_SUPPLIED DATA:_
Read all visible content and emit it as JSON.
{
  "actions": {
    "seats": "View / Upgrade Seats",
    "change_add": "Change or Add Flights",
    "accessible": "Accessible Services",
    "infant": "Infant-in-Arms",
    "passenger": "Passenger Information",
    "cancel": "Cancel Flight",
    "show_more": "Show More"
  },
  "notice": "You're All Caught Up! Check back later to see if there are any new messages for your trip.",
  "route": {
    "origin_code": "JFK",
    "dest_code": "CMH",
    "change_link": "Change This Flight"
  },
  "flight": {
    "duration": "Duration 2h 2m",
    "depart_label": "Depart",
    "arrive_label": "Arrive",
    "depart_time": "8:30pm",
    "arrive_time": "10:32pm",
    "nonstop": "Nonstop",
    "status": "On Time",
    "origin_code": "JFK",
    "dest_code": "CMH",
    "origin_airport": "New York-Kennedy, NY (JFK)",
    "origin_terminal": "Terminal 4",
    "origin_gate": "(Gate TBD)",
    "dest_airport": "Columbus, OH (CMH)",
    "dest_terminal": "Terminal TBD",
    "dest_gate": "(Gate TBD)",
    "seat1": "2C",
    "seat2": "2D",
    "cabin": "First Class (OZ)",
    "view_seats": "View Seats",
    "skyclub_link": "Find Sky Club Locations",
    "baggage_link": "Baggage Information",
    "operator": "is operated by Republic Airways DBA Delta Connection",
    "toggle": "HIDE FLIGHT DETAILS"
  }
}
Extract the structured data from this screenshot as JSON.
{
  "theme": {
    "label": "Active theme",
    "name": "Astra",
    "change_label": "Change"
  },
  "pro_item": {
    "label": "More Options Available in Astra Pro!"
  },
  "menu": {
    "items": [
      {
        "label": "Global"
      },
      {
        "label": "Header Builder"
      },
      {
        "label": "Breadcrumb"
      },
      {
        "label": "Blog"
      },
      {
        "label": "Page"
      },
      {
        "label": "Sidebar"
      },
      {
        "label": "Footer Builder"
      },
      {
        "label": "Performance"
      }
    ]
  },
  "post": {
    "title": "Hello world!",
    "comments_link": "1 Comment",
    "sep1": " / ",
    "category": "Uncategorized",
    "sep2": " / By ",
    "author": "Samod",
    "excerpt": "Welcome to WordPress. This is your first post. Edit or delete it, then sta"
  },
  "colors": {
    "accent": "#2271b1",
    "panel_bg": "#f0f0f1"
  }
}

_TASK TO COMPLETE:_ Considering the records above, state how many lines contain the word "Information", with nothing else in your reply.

_SOLUTION TO THE EXERCISE:_ 2